Is this really correct? Using a test clip on CS4, it appears to be so!
You would think this issue would be fixed by now, unless the problem relates to the behavior of the new Sony HDR-FX1000.
I am interested in doing HDV 24p video work, and was looking into whether to buy the new prosumer camera from Sony, the HDR-FX1000, or its fully professional version, the HVR-Z5U. It is looking like I will have to buy the HVR-Z5U.
Only the HVR-Z5U has the ability to directly record HDV on to tape with native 24p video (or possibly more technically precise, it is only the HVR-Z5U which allows through FireWire the capture of native 24p into an NLE application at the HDV resolution of 1440x1080 at 24p – not capturing a 60i signal with 3:2 pulldown). With the HDR-FX1000, the manual says that HDV video recorded in the 24p mode will go on to tape as a 60i signal with 3:2 pulldown.
Unfortunately, it looks like the problems discussed with Premiere’s past problems in handling 24 frame rate, recorded on Sony cameras as 60i with 3:2 pulldown, have not been fixed in CS4. Even after 4.1, this problem may continue to persist, particularly if the problem as another person posted in the past, is actually that Sony's prosumer cameras fail to imbed the phasing of the 3:2 cadence in the HDV mpeg stream.

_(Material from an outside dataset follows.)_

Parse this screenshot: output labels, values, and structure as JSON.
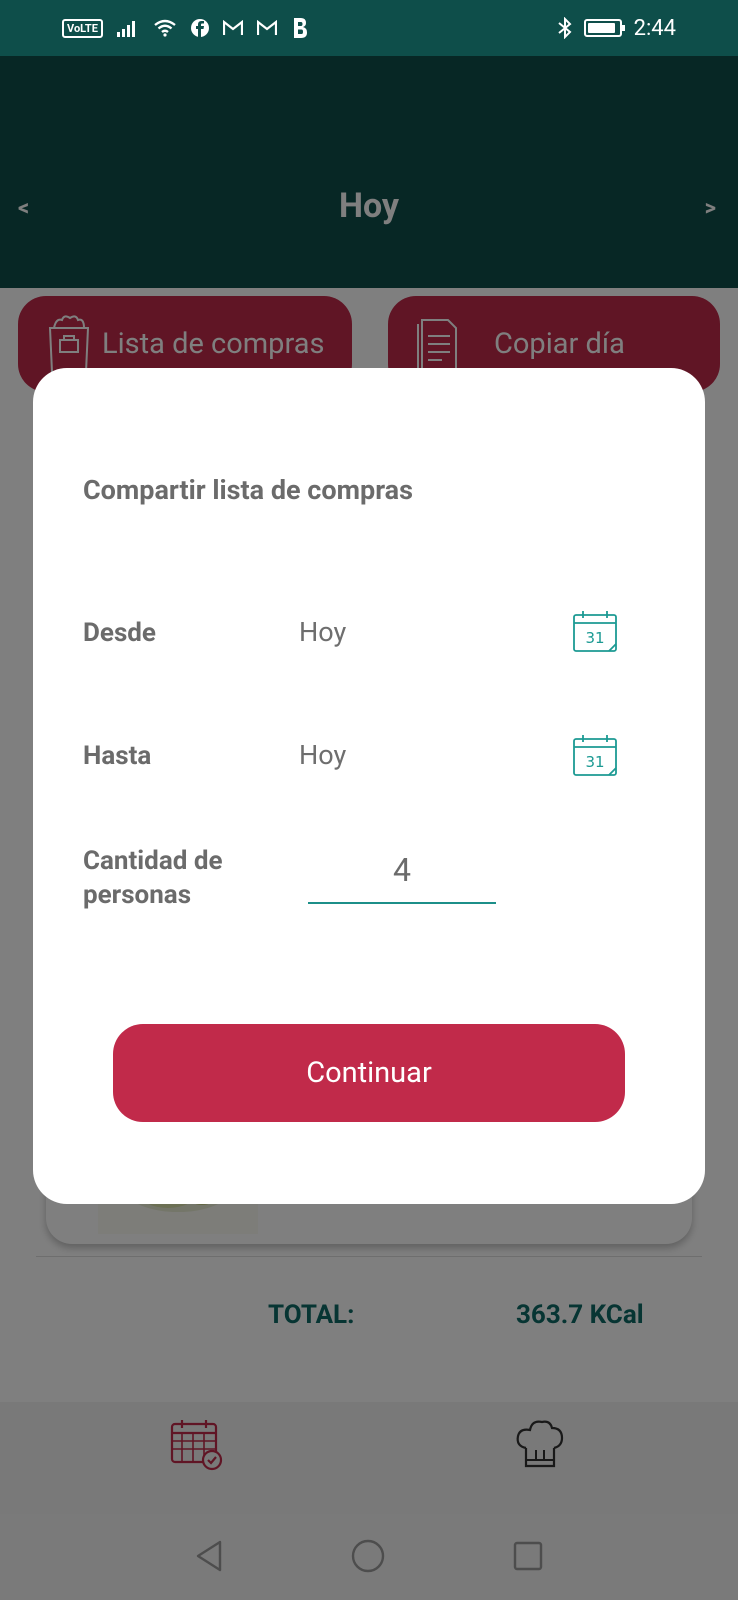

I was able to find a native clip taken on the Sony HDR-FX1000 which I could download from the Web and import into Premiere Pro CS4 for test purposes. It came from a German video engineer named Wolfgang Winne, the weblink being: http://www.fxsupport.de/blog/01_09.html
Being in Germany, this was PAL HDV video at 25p. It therefore goes into 50i with a 2:2 pulldown cadence. Nonetheless, it should serve as a similar indicator for the U.S. 24p rate as far as exploring how well Premier can handle a reverse pulldown to restore the video to its proper progressive frames after capture/import.
Of course a number of people have noted a minor inconvenience in CS4 as compared to CS3 -- in that on CS4 it is necessary after importing a video clip to do an extra step of applying “Interpret Footage".
In order to test CS4, I first created a project with the sequence format of HDV 1080p25, selected under the category of HDV presets. Then I took the downloaded .m2t video file of HDV at 1440x1080 25p, and imported it into Premiere Pro CS4.
I then set up both a Source monitor and a Program monitor window, and to be sure I could accurately observe interlaced artifacts, I set the view size for both at 100 percent.
Firstly examining the clip in the Source monitor, it's clear that Premiere Pro CS4 only shows half resolution for an imported video clip with this “50i wrapper”, and not surprisingly if you just grab the freshly imported clip and drop it onto the timeline, the timeline will then have a red bar above it since CS4 requires the extra manual step of doing "Interpret Footage" before the footage can be put on the timeline as a native 25p clip.
But the big surprise, and the source of the question in this post, was what happened after I did an "Interpret Footage" step. I would have thought that the 2:2 reverse pulldown on the "50i wrapper" would have been done correctly, and I would be able to view an interlaced-free clip on the timeline via the Program monitor window.
Surprisingly, that was not the case. In the “Interpret Footage” options window, under Field Order, I selected "Conform to: No Fields (progressive)”. I then dropped the clip on to the timeline, and moved the time marker to a point where a car was pulling in to a gas station. The camera was on a tripod, so this was a perfect set up to look for interlaced artifacts.
There was severe zigzagging on the moving image of the car - and thus highly visible interlacing.
I deleted that clip from the timeline, and tried another path for moving the post-“Interpret Footage” clip on to the timeline. This time I set an In Point in the Source monitor, selected an Out Point, and then dragged this smaller subset of time from the Source monitor onto the timeline. Again, the car had severe interlacing on it.
There was no red line above the clip on the timeline for either of these methods, indicating that the step of "Interpret Footage" had indeed created a progressive-framed clip.
This indicates that even if CS4, version 4.1, provides the automatic pulldown removal step (which I believe is what CS3 does in v3.2) we will still likely have the fundamental problem that at least for this new Sony camera, as well as the other Sony prosumer cameras mentioned on other posts which process 24p into 3:2 pulldown at 60i, that Premiere Pro CS4 will not be able to provide proper pulldown removal. (Same problem in PAL HDV, for cameras that process 25p into 2:2 pulldown at 50i)
Am I missing something here?
People who have used Panasonic cameras have indicated that Premiere Pro is able to correctly remove the 3:2 pulldown. But Canon and Sony prosumer cameras are said to not give Premiere Pro proper cadence flag information in the MPEG HDV stream, preventing proper reconstruction of progressive frames.
Is this really a problem within Sony and Canon HDV cameras, or is there a software issue within Premiere Pro that has yet to be resolved?
Message was edited by: Douglas R Wagner